TO THE EDITOR:
In March 1996, an overwhelming majority of Rhode Island legislators voted to ban physician assisted suicide (PAS). Only one senator voted in favor of it. Yet today, “right to die” folks in our legislature continue their promotion of death of the innocent as a solution to problems. Sponsors of this PAS bill are many of the same legislators who in 2019 legalized killing of the unborn up to birth as the extreme answer to a problem pregnancy.
Ending a patient’s life is a decision that most health care professionals realize they have no right to make. Doctors should never be forced to participate in killing. Medical professionals/organizations oppose PAS as “fundamentally incompatible with the physician’s role as healer.” They know it would corrupt the medical profession for a patient’s trust in their doctor is based on a code of medical ethics which calls them to heal not to kill. We know that killing the innocent is morally wrong and are called to do better. How we care for the weak and vulnerable among us points to what is most noble and dignified about our humanity. True mercy allows us to ease suffering and affirm the dignity of a life at every stage of its development.
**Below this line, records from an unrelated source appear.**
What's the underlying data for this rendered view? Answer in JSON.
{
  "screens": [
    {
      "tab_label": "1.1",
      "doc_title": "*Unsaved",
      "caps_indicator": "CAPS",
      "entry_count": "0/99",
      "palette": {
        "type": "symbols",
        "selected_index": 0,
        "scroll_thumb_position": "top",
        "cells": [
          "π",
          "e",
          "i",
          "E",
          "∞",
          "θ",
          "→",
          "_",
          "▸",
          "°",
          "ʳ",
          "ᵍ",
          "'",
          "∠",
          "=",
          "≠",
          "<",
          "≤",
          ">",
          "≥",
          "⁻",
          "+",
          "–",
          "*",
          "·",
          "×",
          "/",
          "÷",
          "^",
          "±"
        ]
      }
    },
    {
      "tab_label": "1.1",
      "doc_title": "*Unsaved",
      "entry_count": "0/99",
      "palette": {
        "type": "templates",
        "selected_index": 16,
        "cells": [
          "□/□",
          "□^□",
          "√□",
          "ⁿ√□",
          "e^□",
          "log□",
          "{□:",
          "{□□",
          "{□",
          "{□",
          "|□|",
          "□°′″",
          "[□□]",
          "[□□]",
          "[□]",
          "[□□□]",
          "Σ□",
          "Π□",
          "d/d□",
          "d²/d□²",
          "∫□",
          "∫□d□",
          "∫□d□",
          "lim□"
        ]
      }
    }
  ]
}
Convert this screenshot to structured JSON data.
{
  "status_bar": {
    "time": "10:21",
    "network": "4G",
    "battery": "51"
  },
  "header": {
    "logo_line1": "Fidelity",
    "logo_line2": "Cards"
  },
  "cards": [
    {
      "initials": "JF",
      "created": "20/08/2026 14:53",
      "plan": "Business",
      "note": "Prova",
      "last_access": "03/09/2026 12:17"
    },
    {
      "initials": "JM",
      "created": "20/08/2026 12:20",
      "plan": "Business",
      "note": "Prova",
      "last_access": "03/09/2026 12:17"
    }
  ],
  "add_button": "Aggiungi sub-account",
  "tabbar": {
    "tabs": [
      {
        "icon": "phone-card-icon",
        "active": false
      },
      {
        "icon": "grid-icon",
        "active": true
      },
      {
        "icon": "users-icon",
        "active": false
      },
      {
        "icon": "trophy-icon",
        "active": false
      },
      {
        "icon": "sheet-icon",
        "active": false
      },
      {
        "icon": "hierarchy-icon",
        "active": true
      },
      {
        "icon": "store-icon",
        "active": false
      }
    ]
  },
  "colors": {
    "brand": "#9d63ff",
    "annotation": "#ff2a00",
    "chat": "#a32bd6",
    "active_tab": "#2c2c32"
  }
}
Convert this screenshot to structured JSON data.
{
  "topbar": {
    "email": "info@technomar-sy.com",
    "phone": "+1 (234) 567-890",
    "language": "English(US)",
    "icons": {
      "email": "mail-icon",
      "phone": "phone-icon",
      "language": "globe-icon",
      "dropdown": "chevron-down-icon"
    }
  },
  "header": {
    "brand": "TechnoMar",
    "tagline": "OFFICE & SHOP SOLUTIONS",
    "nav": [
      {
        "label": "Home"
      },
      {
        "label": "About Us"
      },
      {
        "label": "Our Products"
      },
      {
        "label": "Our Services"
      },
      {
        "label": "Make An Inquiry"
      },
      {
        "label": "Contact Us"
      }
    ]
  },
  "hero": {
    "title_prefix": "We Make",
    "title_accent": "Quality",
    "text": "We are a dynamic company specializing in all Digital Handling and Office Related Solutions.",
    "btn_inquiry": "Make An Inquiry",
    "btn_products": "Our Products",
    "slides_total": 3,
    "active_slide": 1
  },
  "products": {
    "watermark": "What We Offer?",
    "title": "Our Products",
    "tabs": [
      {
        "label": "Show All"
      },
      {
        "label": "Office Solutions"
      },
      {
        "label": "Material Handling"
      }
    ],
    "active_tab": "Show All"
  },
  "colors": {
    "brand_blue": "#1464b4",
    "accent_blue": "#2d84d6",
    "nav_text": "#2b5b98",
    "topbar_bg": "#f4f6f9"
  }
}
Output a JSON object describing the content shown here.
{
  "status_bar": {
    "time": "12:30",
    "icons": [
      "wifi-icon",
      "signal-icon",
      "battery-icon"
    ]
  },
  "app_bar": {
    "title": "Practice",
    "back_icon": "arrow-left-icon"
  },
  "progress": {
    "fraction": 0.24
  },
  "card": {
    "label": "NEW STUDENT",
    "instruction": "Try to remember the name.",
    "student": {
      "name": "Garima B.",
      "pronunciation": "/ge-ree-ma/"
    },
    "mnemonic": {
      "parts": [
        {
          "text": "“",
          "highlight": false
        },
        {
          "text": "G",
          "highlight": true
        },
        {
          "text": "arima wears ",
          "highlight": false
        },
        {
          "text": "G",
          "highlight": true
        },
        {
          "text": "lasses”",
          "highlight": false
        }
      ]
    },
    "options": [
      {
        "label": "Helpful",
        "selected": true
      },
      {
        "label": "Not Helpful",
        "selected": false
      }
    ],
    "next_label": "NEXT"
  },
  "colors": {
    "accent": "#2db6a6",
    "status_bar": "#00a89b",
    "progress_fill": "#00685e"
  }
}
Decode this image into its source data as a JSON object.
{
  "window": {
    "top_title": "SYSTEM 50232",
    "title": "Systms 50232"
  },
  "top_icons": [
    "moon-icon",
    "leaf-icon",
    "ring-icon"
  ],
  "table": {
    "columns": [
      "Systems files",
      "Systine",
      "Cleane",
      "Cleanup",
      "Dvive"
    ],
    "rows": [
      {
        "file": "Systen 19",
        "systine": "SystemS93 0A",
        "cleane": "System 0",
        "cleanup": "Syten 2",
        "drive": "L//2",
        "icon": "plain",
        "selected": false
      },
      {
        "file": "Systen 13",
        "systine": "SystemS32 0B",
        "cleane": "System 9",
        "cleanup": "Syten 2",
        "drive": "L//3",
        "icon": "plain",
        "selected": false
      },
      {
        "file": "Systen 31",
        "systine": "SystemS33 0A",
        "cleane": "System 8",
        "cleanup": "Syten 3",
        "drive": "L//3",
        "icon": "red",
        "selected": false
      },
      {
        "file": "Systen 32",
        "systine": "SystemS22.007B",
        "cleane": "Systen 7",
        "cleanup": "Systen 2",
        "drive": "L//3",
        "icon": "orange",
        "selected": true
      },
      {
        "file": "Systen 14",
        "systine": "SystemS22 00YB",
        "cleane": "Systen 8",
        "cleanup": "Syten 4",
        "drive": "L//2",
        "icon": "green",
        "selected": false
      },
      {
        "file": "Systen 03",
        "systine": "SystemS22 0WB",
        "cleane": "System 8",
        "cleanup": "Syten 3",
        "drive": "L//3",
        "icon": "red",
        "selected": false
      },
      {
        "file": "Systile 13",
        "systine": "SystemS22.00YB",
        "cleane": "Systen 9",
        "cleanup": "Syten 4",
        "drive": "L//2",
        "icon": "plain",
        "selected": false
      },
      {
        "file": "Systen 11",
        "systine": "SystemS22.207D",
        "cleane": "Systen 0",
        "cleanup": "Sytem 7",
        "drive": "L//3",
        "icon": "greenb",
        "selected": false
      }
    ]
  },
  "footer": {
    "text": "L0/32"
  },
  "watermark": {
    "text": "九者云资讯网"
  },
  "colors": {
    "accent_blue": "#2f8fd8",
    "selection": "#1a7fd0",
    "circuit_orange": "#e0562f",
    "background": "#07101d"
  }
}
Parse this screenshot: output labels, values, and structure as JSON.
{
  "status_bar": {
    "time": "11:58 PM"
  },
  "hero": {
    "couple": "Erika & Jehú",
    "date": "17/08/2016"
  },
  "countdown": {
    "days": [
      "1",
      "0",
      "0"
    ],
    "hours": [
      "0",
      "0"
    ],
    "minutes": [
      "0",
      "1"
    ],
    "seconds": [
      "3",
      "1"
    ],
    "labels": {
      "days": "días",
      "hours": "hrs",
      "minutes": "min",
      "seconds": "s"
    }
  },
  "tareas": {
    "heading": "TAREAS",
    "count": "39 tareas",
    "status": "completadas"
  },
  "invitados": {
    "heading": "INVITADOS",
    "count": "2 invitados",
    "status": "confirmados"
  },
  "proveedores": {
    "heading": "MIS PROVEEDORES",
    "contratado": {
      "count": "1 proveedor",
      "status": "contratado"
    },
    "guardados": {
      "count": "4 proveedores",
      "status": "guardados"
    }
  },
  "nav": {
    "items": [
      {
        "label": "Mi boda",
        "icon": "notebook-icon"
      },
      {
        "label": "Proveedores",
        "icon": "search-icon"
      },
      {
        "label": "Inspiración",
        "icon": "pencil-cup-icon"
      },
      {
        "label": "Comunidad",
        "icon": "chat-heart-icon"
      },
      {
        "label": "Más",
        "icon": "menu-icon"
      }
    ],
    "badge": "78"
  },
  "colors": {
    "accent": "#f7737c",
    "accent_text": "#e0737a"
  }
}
Palliative care such as that provided by hospice, affirms life. It is meant to relieve suffering and improve the quality of life and regards dying as a normal, natural process. It neither hastens nor postpones death but rather provides relief from pain while integrating psychological and spiritual care for the patient, and a support system for the family of the dying person. No amount of medical intervention can replace the compassion and love that a dying person needs and deserves. This is the true prescription for “death with dignity.”
Faith tells us that each of us is a unique unrepeatable act of God’s creation and as such, very valuable. The moment of death is not our decision but ultimately that of the one who created us. Scripture warns us not to call evil good. This bill is not about “compassion and dignity” —but about actively and intentionally killing the innocent…. And there is a huge moral gap between the two.
Maria Parker, MBA, Westerly